• _Required action_:
Each line in the records that mentions the word "чтобы" needs to be listed.

• _Input_:
────────

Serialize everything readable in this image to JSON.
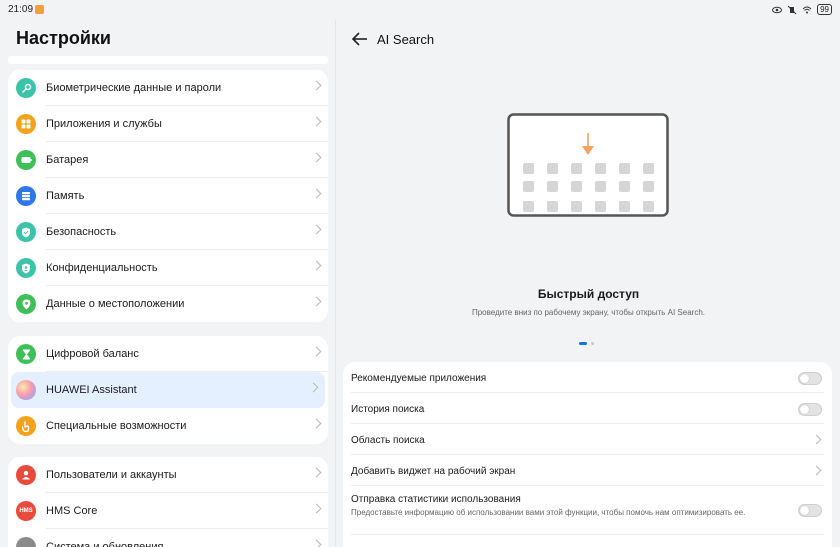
{
  "status_bar": {
    "time": "21:09",
    "battery": "99"
  },
  "settings": {
    "title": "Настройки",
    "group1": [
      {
        "label": "Биометрические данные и пароли",
        "icon": "key-icon",
        "color": "#3cc3a8"
      },
      {
        "label": "Приложения и службы",
        "icon": "apps-grid-icon",
        "color": "#f3a21c"
      },
      {
        "label": "Батарея",
        "icon": "battery-icon",
        "color": "#3fbf59"
      },
      {
        "label": "Память",
        "icon": "storage-icon",
        "color": "#2f76e6"
      },
      {
        "label": "Безопасность",
        "icon": "shield-icon",
        "color": "#3cc3a8"
      },
      {
        "label": "Конфиденциальность",
        "icon": "privacy-icon",
        "color": "#3cc3a8"
      },
      {
        "label": "Данные о местоположении",
        "icon": "location-pin-icon",
        "color": "#3fbf59"
      }
    ],
    "group2": [
      {
        "label": "Цифровой баланс",
        "icon": "hourglass-icon",
        "color": "#3fbf59"
      },
      {
        "label": "HUAWEI Assistant",
        "icon": "assistant-orb-icon",
        "color": "#c78ce8"
      },
      {
        "label": "Специальные возможности",
        "icon": "hand-icon",
        "color": "#f3a21c"
      }
    ],
    "group3": [
      {
        "label": "Пользователи и аккаунты",
        "icon": "user-icon",
        "color": "#e84a3c"
      },
      {
        "label": "HMS Core",
        "icon": "hms-icon",
        "color": "#e84a3c",
        "badge": "HMS"
      },
      {
        "label": "Система и обновления",
        "icon": "system-icon",
        "color": "#8a8a8a"
      }
    ]
  },
  "ai_search": {
    "title": "AI Search",
    "feature_title": "Быстрый доступ",
    "feature_subtitle": "Проведите вниз по рабочему экрану, чтобы открыть AI Search.",
    "rows": {
      "recommended": "Рекомендуемые приложения",
      "history": "История поиска",
      "scope": "Область поиска",
      "widget": "Добавить виджет на рабочий экран",
      "stats": "Отправка статистики использования",
      "stats_sub": "Предоставьте информацию об использовании вами этой функции, чтобы помочь нам оптимизировать ее."
    }
  },
  "colors": {
    "accent": "#1a6fe8",
    "illustration_arrow": "#f2a262"
  }
}
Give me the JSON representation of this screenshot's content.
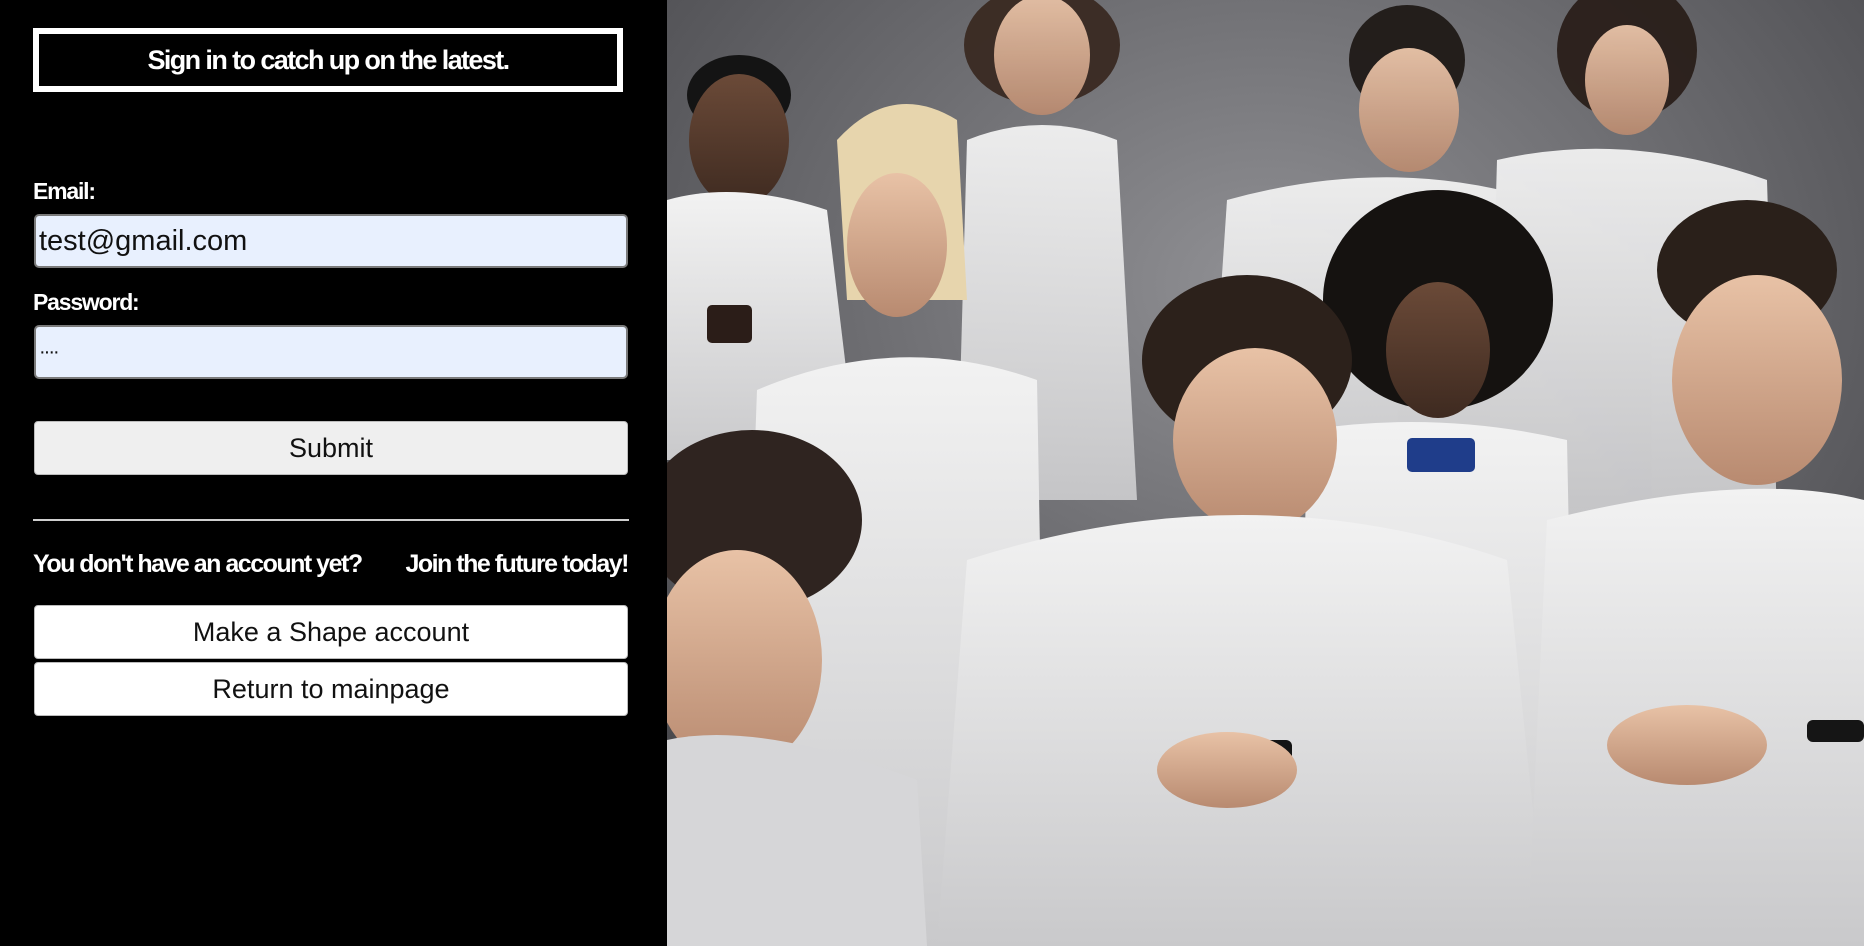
{
  "signin": {
    "title": "Sign in to catch up on the latest.",
    "email_label": "Email:",
    "email_value": "test@gmail.com",
    "password_label": "Password:",
    "password_value": "····",
    "submit_label": "Submit"
  },
  "signup": {
    "prompt_left": "You don't have an account yet?",
    "prompt_right": "Join the future today!",
    "make_account_label": "Make a Shape account",
    "return_label": "Return to mainpage"
  },
  "colors": {
    "panel_bg": "#000000",
    "input_bg": "#e8f0fe",
    "button_gray": "#efefef",
    "button_white": "#ffffff"
  }
}
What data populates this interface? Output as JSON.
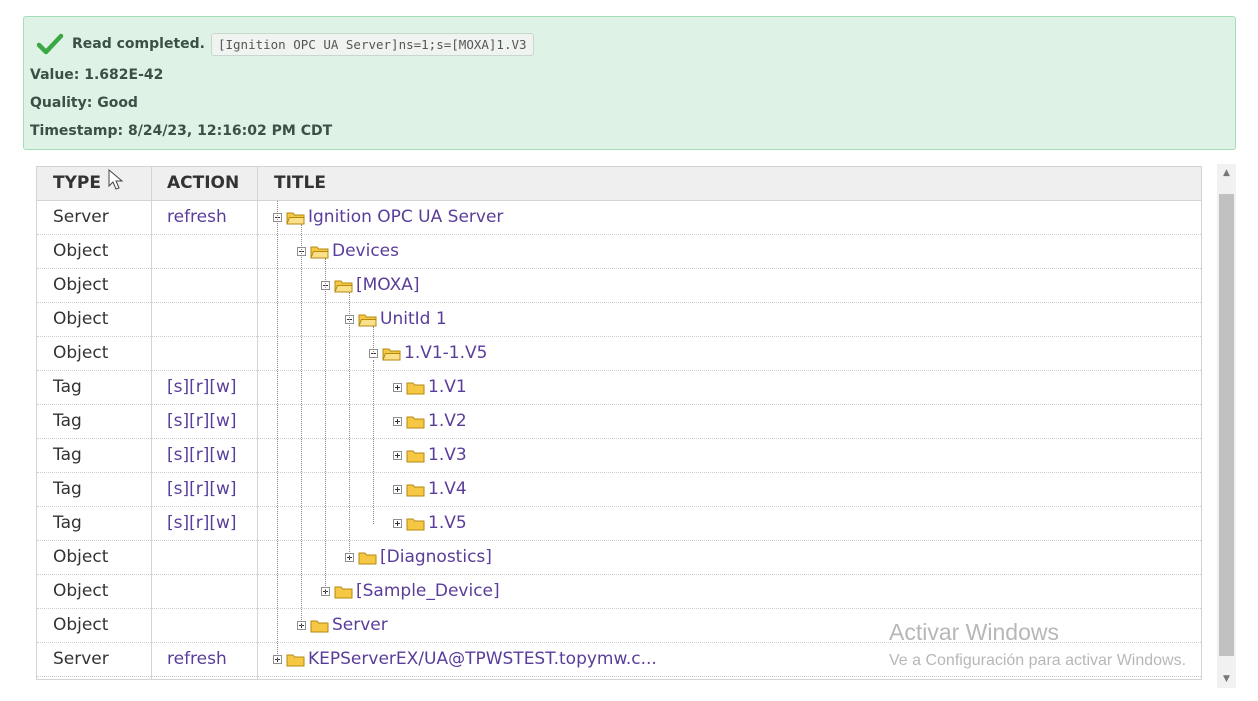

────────

• _Reply to the task_:
    "feature_subtitle": "Проведите вниз по рабочему экрану, чтобы открыть AI Search.",
      "stats_sub": "Предоставьте информацию об использовании вами этой функции, чтобы помочь нам оптимизировать ее."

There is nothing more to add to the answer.